- Exercise details -
Compute how many lines in the entries below include the string "Settings". Only the number is wanted.

- Collected data entries -
##########

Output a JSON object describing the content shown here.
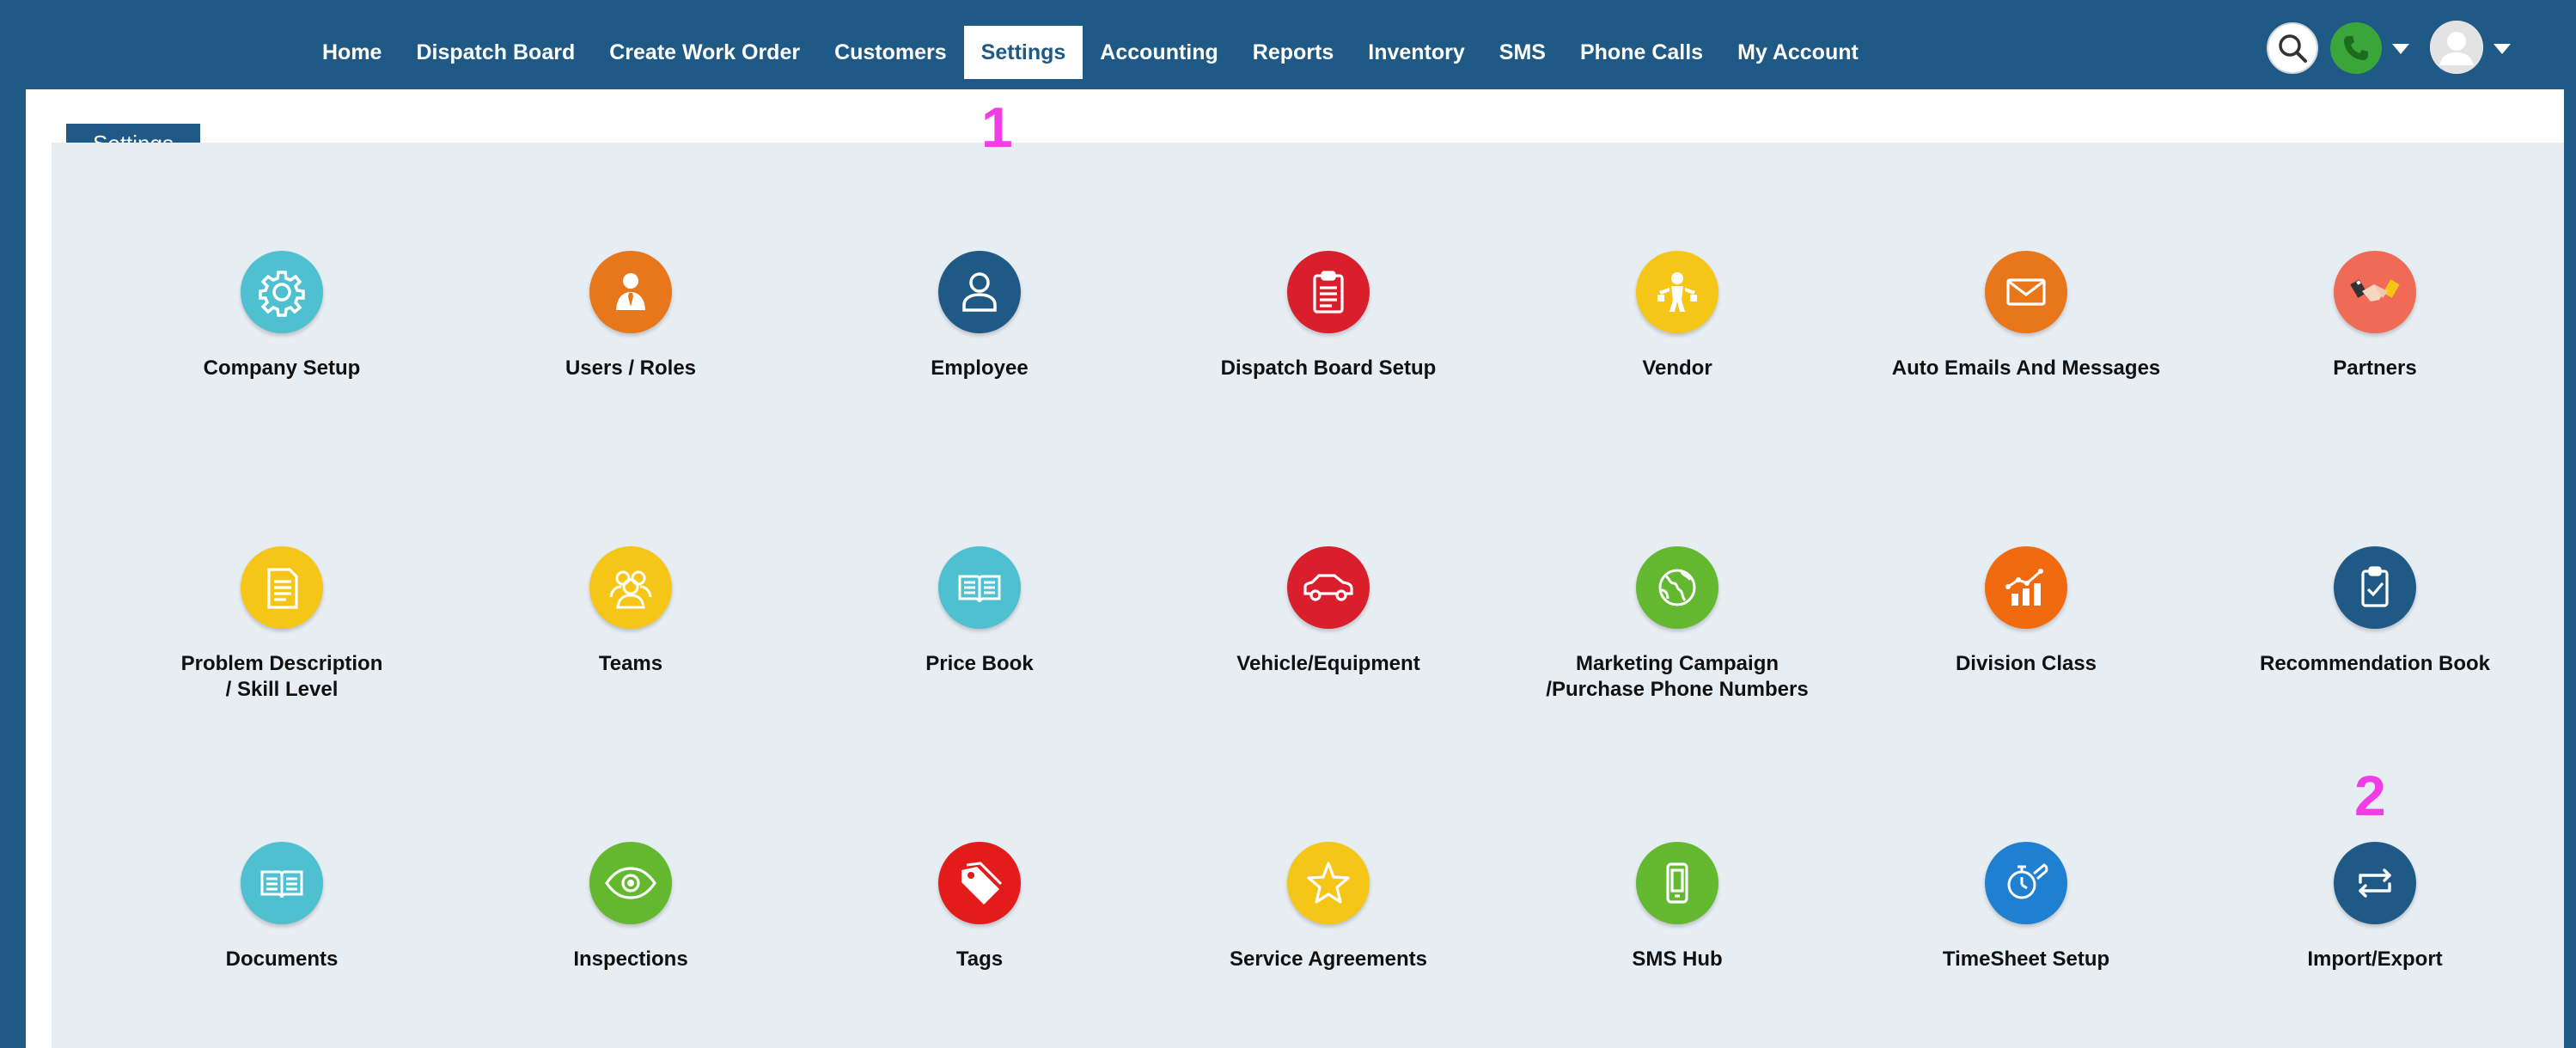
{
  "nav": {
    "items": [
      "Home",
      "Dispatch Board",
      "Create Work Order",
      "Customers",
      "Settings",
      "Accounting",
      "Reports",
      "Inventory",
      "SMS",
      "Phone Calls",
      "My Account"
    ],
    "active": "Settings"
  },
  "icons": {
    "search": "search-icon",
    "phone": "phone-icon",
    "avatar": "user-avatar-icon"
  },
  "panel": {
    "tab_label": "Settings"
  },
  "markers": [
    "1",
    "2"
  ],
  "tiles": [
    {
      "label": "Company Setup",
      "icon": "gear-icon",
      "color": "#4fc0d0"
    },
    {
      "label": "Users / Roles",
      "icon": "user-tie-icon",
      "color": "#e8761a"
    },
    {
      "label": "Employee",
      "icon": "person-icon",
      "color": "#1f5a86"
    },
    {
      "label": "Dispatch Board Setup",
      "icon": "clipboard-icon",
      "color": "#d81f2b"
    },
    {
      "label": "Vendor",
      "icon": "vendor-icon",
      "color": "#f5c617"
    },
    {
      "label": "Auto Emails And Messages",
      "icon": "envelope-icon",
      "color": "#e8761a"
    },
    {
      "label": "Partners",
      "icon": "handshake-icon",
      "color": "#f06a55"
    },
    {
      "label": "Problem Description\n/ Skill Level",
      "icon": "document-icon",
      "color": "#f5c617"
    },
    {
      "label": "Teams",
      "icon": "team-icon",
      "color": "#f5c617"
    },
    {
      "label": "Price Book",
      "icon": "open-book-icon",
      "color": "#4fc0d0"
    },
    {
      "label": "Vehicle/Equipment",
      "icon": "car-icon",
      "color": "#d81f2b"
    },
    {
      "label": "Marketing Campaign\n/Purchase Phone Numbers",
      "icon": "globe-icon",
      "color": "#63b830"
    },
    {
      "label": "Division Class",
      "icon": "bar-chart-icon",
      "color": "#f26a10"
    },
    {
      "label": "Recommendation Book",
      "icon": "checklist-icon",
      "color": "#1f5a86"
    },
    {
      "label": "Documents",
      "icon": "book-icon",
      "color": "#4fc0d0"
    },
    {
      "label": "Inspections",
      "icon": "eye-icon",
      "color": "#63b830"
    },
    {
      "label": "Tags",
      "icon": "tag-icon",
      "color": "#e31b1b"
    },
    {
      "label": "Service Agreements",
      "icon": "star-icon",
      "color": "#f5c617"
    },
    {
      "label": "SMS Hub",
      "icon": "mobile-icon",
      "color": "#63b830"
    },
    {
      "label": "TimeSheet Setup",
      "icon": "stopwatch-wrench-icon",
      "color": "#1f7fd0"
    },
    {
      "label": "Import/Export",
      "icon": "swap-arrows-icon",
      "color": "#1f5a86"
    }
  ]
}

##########

- Response to the exercise -
3